WASHINGTON — Shelby County won the case that led the Supreme Court to strike down part of the Voting Rights Act, but that victory doesn’t mean the federal government should pay the county’s lawyers, a judge ruled last week.
Washington D.C.-based lawyers for Shelby County had asked for $2 million in fees for the team that pursued the case all the way to the nation’s highest court. The case had challenged the Voting Rights Act’s formula that was used to determine which parts of the country needed to get pre-approval from the Justice Department before making any changes to their election procedures. The court found the formula unconstitutional.
Its ruling ended the “pre-clearance” process for Alabama and several other states, a historic shift in how the federal government enforces anti-discrimination laws meant to protect minority voters.
Shelby County lost the case in two lower courts before prevailing at the Supreme Court. Over those three-and-a-half years, the county’s legal team billed more than $2.4 million. The Wiley Rein LLP firm in Washington billed 4,632.5 hours of work on the case through October 2013, at an average hourly rate of $525.98.
The judge who originally heard the case ruled Thursday that Shelby County isn’t entitled to collect the fees from the party that lost the case, the U.S. government.
“Shelby County’s attorneys won an impressive victory before the U.S. Supreme Court,” U.S. District Judge John Bates wrote in his decision. “But as is true in most litigation, the victory came at a price. Shelby County and its attorneys, not the American taxpayer, must foot the bill.”
The law firm that represented the county appealed that decision today.
The Shelby County Commission, which authorized the lawsuit, was never expected to pay the attorneys, who were hired by a private legal defense fund, the Project on Fair Representation. The fund offered to finance the case on the county’s behalf and raised money through the Donors Trust, a public charity that focuses on causes involving limited government, personal responsibility and free enterprise, according to its mission statement.
Edward Blum, who runs the Project on Fair Representation, said today that while he did raise money to finance the Shelby County case, it wasn’t enough to cover the entire bill.
Attorneys for Wiley Rein told the court they discounted the $2.4 million amount to an even $2 million, which resulted in an average hourly rate of $431.73.

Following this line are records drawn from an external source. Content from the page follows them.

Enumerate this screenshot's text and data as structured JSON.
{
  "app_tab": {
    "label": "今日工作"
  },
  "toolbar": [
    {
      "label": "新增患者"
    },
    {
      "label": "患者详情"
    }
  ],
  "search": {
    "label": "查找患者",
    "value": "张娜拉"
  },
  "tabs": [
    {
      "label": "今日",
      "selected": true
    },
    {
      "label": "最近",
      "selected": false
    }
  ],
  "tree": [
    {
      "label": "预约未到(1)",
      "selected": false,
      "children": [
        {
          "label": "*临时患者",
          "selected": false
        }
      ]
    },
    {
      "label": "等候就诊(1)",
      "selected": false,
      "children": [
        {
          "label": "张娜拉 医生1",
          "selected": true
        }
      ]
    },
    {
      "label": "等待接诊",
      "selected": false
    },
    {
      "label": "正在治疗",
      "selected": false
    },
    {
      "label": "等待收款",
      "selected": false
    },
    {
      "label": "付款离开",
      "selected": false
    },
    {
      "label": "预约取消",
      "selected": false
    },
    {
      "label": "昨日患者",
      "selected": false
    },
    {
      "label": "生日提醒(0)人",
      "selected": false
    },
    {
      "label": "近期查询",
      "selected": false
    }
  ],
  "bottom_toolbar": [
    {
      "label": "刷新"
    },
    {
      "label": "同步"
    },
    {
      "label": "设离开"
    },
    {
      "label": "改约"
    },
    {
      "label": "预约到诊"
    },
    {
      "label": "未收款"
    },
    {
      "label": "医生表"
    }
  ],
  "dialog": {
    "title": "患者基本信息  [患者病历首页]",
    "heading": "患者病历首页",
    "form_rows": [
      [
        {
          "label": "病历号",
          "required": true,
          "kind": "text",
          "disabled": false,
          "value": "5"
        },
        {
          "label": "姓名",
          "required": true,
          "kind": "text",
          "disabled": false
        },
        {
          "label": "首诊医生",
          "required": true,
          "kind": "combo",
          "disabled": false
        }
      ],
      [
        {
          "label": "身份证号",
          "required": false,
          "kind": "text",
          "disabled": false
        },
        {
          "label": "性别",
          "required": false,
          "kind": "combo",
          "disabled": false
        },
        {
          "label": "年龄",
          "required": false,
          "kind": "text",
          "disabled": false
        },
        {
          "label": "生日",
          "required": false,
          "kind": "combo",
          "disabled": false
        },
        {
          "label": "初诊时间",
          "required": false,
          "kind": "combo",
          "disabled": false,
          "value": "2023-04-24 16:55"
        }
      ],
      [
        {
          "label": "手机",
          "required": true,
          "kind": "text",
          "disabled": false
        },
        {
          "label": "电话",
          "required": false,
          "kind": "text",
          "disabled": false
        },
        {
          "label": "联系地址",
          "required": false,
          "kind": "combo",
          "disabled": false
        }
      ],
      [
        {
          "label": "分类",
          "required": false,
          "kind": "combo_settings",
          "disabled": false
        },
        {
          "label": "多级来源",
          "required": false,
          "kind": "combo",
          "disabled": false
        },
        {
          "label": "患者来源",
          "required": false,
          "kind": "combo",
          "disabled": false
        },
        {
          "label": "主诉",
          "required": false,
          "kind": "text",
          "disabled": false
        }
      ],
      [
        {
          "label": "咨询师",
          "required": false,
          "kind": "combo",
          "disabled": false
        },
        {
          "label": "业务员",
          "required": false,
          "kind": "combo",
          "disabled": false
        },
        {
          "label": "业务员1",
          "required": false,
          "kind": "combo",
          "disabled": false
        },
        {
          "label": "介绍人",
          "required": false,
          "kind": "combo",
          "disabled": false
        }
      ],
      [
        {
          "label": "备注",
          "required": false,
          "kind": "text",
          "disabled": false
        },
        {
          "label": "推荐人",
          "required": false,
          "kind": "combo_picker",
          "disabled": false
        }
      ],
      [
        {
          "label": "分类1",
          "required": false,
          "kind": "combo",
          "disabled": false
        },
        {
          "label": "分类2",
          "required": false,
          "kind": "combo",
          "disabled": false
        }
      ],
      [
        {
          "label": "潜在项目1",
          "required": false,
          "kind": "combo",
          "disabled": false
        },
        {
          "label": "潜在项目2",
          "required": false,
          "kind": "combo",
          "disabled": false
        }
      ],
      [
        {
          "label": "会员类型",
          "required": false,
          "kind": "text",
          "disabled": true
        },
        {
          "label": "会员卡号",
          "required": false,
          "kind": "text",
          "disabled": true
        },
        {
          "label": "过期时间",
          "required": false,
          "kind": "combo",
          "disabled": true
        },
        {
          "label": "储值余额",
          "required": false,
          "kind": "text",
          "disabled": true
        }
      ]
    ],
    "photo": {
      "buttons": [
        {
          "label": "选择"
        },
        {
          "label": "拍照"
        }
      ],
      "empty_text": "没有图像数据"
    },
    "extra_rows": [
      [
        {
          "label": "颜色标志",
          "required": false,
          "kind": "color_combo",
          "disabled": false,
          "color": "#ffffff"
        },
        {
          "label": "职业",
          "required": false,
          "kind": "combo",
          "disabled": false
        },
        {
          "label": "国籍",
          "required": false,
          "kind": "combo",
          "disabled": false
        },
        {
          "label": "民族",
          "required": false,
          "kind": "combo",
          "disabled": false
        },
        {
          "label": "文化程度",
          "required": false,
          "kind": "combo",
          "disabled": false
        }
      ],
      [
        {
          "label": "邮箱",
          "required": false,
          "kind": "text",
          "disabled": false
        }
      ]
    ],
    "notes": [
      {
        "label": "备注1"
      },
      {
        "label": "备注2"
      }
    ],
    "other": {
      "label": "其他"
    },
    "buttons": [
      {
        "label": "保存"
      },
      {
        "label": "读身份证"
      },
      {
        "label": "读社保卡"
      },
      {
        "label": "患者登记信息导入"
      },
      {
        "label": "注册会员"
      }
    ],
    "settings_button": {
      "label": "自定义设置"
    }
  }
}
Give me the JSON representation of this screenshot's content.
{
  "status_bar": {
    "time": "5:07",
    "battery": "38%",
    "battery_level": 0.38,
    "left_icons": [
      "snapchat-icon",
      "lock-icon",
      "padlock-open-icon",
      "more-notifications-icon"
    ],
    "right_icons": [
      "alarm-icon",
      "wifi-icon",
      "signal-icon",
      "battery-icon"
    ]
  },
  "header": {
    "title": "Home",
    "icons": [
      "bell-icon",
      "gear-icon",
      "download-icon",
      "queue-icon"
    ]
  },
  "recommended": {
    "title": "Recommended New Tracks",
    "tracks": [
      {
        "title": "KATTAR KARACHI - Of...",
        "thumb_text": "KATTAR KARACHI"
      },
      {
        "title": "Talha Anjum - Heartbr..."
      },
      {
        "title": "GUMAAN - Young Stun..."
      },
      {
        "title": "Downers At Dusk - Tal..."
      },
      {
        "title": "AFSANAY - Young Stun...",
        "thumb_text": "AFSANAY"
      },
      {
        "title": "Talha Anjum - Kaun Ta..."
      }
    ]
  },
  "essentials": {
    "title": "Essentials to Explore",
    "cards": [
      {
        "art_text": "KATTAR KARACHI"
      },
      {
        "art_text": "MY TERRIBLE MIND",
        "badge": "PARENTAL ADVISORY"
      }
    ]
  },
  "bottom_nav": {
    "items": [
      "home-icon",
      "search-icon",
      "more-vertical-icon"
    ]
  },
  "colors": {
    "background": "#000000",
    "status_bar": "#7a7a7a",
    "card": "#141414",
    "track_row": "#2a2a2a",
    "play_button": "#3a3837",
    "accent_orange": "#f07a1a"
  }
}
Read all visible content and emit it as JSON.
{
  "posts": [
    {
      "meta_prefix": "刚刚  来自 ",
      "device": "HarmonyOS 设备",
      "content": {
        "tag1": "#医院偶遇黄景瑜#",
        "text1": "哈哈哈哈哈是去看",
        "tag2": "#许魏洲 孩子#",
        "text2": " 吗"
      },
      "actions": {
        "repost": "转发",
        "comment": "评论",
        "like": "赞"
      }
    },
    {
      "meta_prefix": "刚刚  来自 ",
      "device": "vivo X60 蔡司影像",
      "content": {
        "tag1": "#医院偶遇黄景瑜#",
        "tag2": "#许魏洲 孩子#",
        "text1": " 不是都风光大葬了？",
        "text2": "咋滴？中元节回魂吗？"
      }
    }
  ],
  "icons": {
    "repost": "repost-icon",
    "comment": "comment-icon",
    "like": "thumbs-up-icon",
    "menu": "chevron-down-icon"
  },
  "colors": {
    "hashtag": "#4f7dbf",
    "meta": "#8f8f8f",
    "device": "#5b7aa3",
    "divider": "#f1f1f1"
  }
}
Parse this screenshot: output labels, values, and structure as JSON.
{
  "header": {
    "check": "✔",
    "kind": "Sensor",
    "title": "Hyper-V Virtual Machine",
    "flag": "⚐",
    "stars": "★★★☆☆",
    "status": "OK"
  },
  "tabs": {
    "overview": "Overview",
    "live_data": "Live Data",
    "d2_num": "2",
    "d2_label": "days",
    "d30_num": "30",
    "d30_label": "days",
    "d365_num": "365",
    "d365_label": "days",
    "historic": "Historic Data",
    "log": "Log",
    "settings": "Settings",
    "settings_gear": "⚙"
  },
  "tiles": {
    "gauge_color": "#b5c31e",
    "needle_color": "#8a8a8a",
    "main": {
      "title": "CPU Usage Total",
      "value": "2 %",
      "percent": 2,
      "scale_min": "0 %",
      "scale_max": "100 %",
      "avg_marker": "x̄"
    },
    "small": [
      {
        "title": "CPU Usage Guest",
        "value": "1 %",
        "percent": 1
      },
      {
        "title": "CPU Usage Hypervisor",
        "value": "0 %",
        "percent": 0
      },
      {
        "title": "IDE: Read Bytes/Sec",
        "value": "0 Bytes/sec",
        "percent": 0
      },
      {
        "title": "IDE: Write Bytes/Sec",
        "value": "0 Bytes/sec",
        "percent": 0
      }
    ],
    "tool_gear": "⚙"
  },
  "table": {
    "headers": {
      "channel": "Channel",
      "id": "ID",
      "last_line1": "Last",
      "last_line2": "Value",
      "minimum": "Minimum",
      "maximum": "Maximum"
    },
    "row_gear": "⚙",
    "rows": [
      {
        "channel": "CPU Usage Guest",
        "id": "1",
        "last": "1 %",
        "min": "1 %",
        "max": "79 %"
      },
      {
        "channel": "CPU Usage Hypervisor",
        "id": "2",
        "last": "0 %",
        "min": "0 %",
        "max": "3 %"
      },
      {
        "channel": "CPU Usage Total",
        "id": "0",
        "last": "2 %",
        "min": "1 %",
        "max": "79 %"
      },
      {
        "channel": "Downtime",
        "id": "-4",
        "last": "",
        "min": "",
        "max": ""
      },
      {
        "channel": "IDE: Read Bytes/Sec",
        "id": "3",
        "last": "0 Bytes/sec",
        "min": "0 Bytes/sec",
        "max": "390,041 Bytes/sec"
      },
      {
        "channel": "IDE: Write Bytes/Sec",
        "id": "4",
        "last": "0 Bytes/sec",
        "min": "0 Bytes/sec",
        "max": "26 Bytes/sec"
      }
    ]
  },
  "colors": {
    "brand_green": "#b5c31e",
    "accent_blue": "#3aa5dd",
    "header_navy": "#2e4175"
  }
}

“Shelby County not only vindicated an important constitutional principle, but literally saved thousands of formerly covered jurisdictions millions (if not billions) of dollars in… compliance costs,” they wrote.
— Mary Troyan